About the British Longhair Cat
Exquisite good looks, a charming personality, and luxurious silky, soft hair that comes in more than 300 different colors and patterns: These traits combine beautifully in the British Longhair cat. Meet one, and you'll be in love!
Quiet, adaptable, and friendly, these cats love their families but don't mind spending time alone. This is the perfect breed for cat lovers who long to share their lives with a kitty but don't have tons of time to spend together each day.
British Longhair cats get along well with nearly everyone, so long as boundaries are respected. These cats will choose when and how to receive affection: They don't appreciate being held tightly, and they often prefer to sit next to their humans rather than snuggling on a lap.
British Longhair cats have no special nutritional requirements, however they tend to become sedentary later in life and this sometimes leads to obesity. Feeding a high-quality diet that's high in protein and low in carbohydrates can help reduce the risk of weight issues and health problems such as diabetes that can accompany it.
British Longhair cats require daily brushing to prevent mats from forming, and they might need more than one grooming session per day during the spring shedding season.
You may also want to clip your cat's toenails and brush their teeth regularly. It's very important to teach your pet about grooming routines as a kitten, so that they accept this type of handling. Remember to reward your cat after brushing them.
Because British Longhairs like to relax and are naturally less active than many other cat breeds, they might need some encouragement to play. In addition to catnip mice and other intriguing toys, consider a laser pointer and at least one teaser wand. All cats require at least one scratching post, and a perch such as a cat tree or a window seat will be appreciated.
The British Longhair can be susceptible to neonatal isoerythrolysis, which can occur when a male from blood group A mates with a female cat from blood group B. When group A kittens that have the disease receive colostrum, antibodies attack the kitten's red blood cells and destroy them.
Affected kittens can be saved, but the process involves having them fostered by a mother with blood group A. This disease isn't one most pet owners need to worry about; instead, it's a concern for British Longhair breeders.
Some British Longhair cats are affected by renal polycystosis, which is a form of genetic kidney disease in which cysts can form on the kidneys. Breeders are able to use DNA testing to reduce the risk of affect and parents passing it on to their offspring.

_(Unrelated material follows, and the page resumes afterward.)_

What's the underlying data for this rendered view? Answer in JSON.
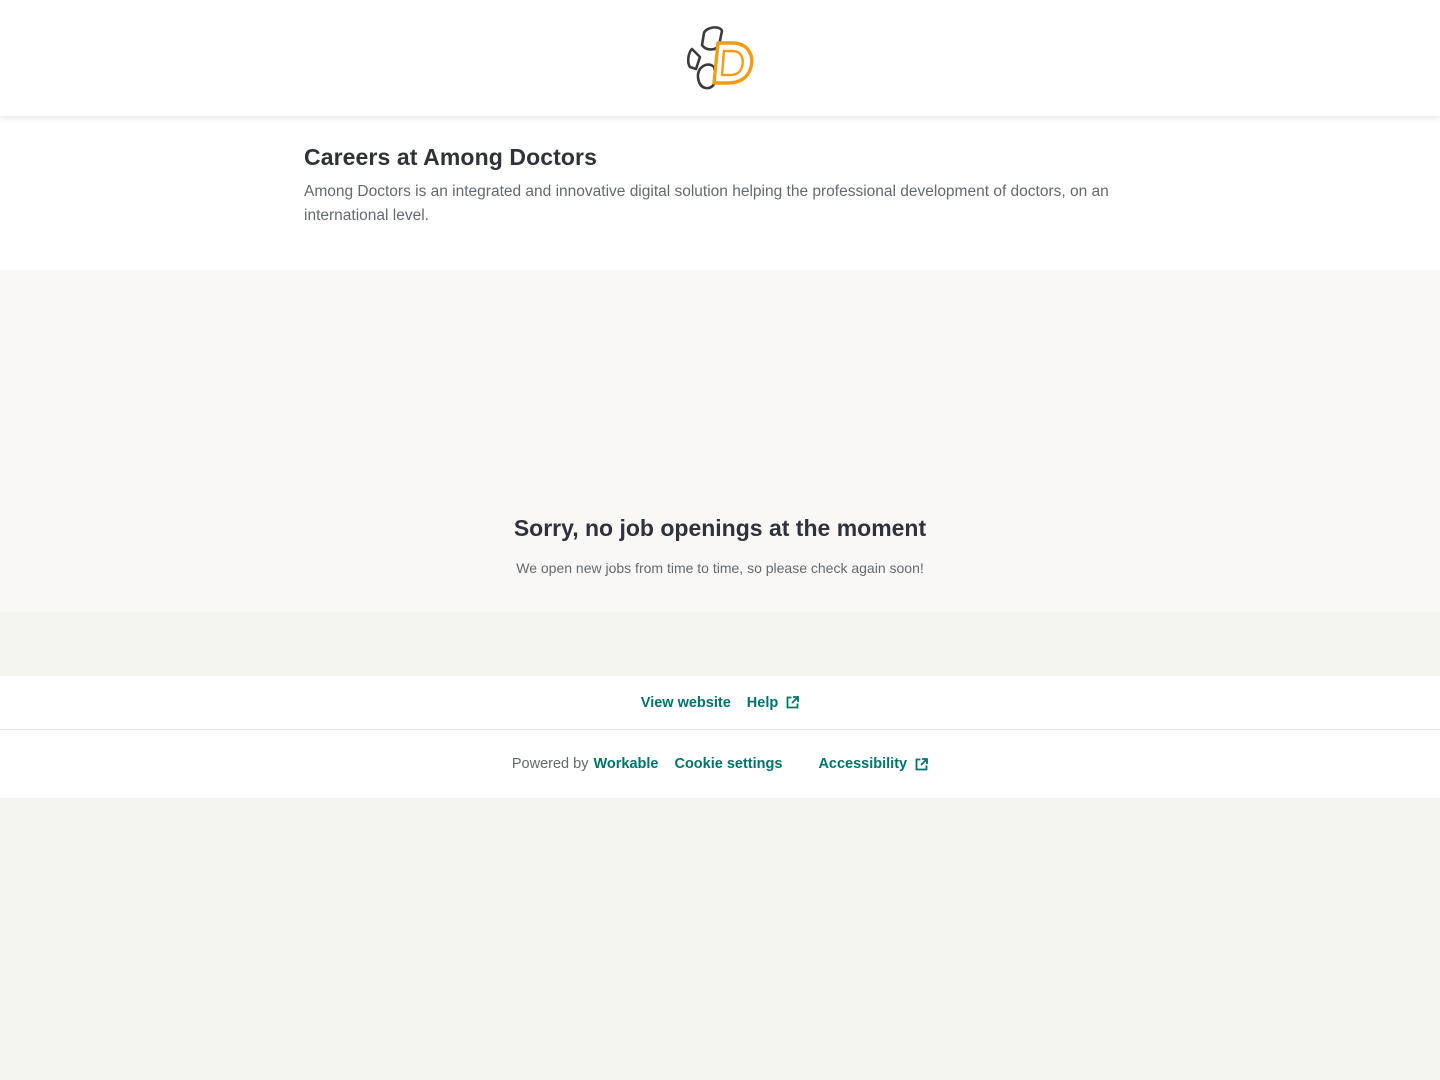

The British Longhair is a relatively new breed, having descended directly from the British Shorthair cat. By the end of the first world war, the British Shorthair population had dropped dramatically. Breeders worked hard to save these incredible cats by outcrossing with several other breeds including Persians.
Kittens with long hair did not qualify as British Shorthairs, however they made excellent pets, as they shared many of the traits that make the breed so popular.
The British Shorthair cat breed was nearly decimated again during the second world war, leading breeders to outcross again. In addition to Persians, British Shorthairs were crossed with Burmese, Chartreux, and Russian Blue cats. Once again, kittens with medium to long hair were not accepted for registry.
Incredibly, and even though these amazing cats have been around since the first half of the 20th century, the British Longhair breed was only recognized by TICA in 2009. The Cat Fanciers Association does not recognize the British Longhair cat.
Did You Know?
Just like the British Shorthair, the British Longhair prefers to live life with its feet on the ground. These cats don't like to be picked up at all.
British Longhair cats are incredibly calm. While they do have an appreciation for playtime, they are less prone to high jumps and acrobatic maneuvers than most other cat breeds are.
As with British Shorthairs, the most popular British Longhair color is blue.
The Breed Standard
Legs & Paws
Frequently Asked Questions
How much does a British Longhair cat cost?
British Longhair cats cost between $300-$5,000.
How big do British Longhair cats get?
British Longhair cats tend to be medium in size. A fully grown British Longhair cat might weigh between 8-18 pounds or more and range in height anywhere from about 11"-14" inches tall.
How long do British Longhair cats live?
The Average lifespan for British Longhair is 12-16 years.
Do British Longhair cats shed?
British Longhair are long-haired cats, so you do have to expect a certain amount of shedding from this breed, but they don't shed as much as other cat breeds.